St Nicholas Church, Burnage, Manchester
The First World War is a tremendously emotive subject and Oliver Mills’ and Rachel Mann’s The Tree of War, receiving its World premiere in this suburban Burnage church, explores the theme with a depth of sophistication not usually associated with an amateur production. It’s a tremendously ambitious project, utilising an ensemble cast, a live band, an ingenious set and some startling pyrotechnics (at one point clods of earth actually rain down into the audience!).
The story begins in 1986 with the declaration of war in the Falklands. Anna (Lucy Smith), a young girl living in Burnage, is upset that her favourite ‘story tree’ is about to be cut down and asks her Grandfather, Bert (Mike Law), to tell her about his experiences in the First World War, something he has never spoken of before. We then go back in time to witness young Bert (Alex Cosgriff) and his best friend, Greville (Sam Gilliat) enlisting to fight for their country. They soon find themselves in France biding their time until they go ‘over the top,’ and exchanging letters with their loved ones back home. But the tragedy of the Somme, when 20,000 young men died in one day of fighting, looms ever closer…

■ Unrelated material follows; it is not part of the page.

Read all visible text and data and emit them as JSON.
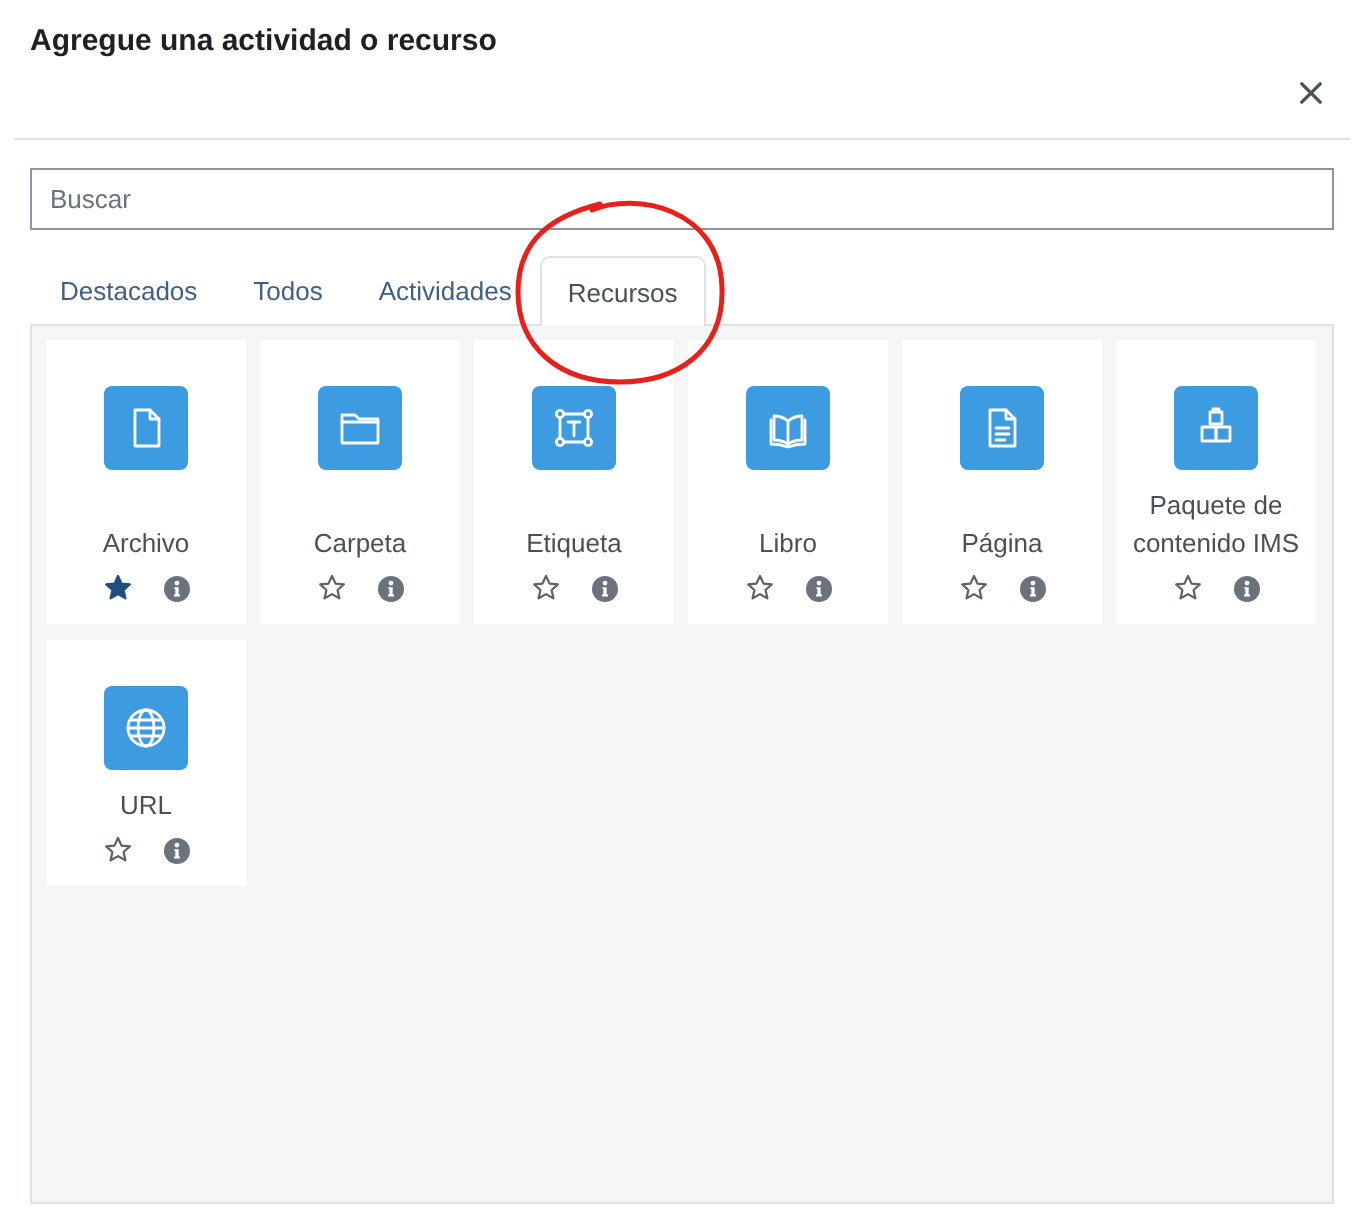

“Serious’ musicals are notoriously hard to pull off, so it’s to the company’s credit that they do an exemplary job here. There’s a wide range of styles on offer, from wistful, plaintive ballads to lusty, marching songs. In the first half, a section of knockabout comedy in the trenches falls a little flat and feels like a temporary misstep, but the momentum is soon regained with a series of soldier songs exuberantly led by Harry Cooper (Will Spence), that have the audience clapping along, while the expertly paced second half never flags for a moment. There are some delightful set pieces here: a sequence set at a Women’s Fellowship meeting is beautifully choreographed and the delightful harmonising gives the female actors a real chance to shine; Scottish hard man Dougie (Jamie Rahman) gives a sweet rendition of ‘Being A Lad,’ and it’s a stony individual indeed who won’t be moved to tears (as I was) by the heartbreaking climax.
Those who’d like to catch this show need to act quickly; it comes to the end of its five night run on the 19th of September.